Record set:
[Start of Attachment]

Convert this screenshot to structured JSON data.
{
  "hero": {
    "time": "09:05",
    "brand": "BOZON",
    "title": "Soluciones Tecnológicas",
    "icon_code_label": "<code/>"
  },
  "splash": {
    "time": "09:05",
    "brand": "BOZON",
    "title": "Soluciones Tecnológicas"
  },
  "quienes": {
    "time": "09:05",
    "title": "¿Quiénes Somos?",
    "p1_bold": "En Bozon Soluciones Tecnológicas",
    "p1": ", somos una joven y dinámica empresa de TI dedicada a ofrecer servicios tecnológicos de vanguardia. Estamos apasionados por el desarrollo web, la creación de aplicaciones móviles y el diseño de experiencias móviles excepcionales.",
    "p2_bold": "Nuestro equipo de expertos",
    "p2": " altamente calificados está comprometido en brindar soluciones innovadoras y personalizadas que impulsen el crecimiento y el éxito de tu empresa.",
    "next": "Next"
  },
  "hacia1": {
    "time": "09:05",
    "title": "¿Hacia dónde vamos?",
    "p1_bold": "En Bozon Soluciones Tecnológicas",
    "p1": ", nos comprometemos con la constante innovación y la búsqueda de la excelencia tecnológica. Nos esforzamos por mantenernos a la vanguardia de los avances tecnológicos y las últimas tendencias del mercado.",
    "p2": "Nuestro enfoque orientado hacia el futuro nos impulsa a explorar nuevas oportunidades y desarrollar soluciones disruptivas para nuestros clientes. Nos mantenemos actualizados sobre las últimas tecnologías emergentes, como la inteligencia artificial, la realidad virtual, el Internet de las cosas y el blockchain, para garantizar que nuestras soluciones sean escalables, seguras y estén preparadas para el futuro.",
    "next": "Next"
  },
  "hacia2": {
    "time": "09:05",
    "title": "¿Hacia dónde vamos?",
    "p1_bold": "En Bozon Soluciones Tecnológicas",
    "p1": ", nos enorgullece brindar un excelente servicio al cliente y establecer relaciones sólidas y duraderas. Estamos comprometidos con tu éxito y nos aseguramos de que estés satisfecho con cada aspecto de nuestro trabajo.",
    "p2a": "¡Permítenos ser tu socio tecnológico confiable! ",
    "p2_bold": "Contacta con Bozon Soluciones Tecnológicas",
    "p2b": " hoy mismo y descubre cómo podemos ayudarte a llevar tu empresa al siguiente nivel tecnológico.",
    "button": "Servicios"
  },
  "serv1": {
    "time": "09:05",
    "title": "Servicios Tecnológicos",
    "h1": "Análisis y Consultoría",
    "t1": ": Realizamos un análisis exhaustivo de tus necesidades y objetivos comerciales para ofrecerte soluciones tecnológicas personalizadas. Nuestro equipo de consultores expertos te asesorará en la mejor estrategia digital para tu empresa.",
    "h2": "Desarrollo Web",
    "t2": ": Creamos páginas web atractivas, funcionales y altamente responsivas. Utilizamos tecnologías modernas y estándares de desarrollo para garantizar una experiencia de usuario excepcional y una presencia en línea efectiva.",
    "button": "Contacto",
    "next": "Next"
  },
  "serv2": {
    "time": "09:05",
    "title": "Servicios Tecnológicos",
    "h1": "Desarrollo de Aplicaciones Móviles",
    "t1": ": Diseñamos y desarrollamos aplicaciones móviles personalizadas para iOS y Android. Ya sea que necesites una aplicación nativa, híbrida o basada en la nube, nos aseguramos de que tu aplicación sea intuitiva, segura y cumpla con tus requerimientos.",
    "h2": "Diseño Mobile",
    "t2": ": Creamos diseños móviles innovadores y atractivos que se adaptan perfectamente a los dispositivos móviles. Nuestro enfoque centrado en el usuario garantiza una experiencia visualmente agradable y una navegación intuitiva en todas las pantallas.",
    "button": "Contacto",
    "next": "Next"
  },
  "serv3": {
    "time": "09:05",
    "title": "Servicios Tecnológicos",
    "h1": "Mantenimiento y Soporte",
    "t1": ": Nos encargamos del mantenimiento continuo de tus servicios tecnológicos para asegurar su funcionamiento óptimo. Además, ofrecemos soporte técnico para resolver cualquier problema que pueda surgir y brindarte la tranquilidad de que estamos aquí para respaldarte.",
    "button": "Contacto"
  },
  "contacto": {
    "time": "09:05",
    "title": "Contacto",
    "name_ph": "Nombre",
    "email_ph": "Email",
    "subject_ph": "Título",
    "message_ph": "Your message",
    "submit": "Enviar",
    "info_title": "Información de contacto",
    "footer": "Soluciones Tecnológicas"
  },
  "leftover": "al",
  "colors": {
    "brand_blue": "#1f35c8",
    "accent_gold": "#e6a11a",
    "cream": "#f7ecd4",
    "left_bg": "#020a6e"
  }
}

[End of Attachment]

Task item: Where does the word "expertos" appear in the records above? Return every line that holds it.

Finished task:
    "p2_bold": "Nuestro equipo de expertos",
    "t1": ": Realizamos un análisis exhaustivo de tus necesidades y objetivos comerciales para ofrecerte soluciones tecnológicas personalizadas. Nuestro equipo de consultores expertos te asesorará en la mejor estrategia digital para tu empresa.",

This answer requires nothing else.